It was sad to up anchor and set sail from the Percy Islands and I took a short twenty mile hop to Digby Island which I found all to myself. The next morning I woke to find a thick cloak of fog had descended on me. Sailing out of Digby Island I felt my way along the string of islands that stretched toward Mackay. Gaining confidence I set the spinnaker and by mid morning the fog lifted and by late afternoon was rounding the Mackay breakwater for an overnight resupply.

Digby Island

Brampton Island was the first stop out of Mackay and what felt like the beginning of the Whitsunday Islands. On final approaches I converged with the Neuroamance crew coming in from St Bees Island and we shared the anchorage at Brampton. The resort at Brampton was shut and looked like it had been for several years. The resort's legacy was a great network of tracks in the National Park but their lack of use means that they are starting to be overgrown and indeed the whole island has a distinct feeling like the LOST series.

The tracks of Brampton starting to be reclaimed by nature
Pressing on I anchored at Goldsmith Island.

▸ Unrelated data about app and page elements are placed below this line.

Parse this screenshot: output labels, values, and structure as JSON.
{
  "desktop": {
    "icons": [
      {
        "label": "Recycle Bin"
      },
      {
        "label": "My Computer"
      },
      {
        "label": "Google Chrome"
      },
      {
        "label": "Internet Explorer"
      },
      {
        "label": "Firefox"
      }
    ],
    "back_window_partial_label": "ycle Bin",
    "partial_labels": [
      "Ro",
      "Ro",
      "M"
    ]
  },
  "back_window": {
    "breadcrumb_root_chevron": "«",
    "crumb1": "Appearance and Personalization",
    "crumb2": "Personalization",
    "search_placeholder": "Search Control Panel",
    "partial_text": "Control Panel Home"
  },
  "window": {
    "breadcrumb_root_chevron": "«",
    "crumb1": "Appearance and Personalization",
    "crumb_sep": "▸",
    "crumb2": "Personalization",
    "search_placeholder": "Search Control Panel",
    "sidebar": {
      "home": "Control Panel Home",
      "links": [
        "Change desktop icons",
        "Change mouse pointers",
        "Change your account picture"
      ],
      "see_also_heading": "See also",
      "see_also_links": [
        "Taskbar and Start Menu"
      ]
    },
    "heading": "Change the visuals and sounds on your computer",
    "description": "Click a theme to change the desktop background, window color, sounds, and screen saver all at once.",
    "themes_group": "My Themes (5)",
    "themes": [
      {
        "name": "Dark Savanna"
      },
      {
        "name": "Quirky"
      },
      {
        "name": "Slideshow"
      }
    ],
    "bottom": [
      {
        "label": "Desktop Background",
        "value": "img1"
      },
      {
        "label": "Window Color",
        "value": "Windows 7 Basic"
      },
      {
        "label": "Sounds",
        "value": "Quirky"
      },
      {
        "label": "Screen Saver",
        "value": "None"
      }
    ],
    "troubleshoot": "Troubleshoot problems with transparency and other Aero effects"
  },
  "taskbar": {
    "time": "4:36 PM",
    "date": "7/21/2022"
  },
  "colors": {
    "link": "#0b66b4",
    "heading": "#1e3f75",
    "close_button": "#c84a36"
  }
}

Its intense wind bullets drove me out to Thomas Island the next day, but its rolly and blustery anchorage had me heading for Lindeman Island the next day. Lindeman Island was idylic initially but returning from a hike ashore, the rock n roll had returned. Finally I found a calm anchorage at Cid harbour, Whitsunday island the following day. A hike ashore led up to Whitsunday Peak and an amazing view despite the cloudy skies. On a clear day it must be breathtaking.

Snugly anchored off the sailing club at Airlie beach I will wait till these days of 25-30 knot trade winds abate. A circuit of the Whitsundays seems like a logical next step.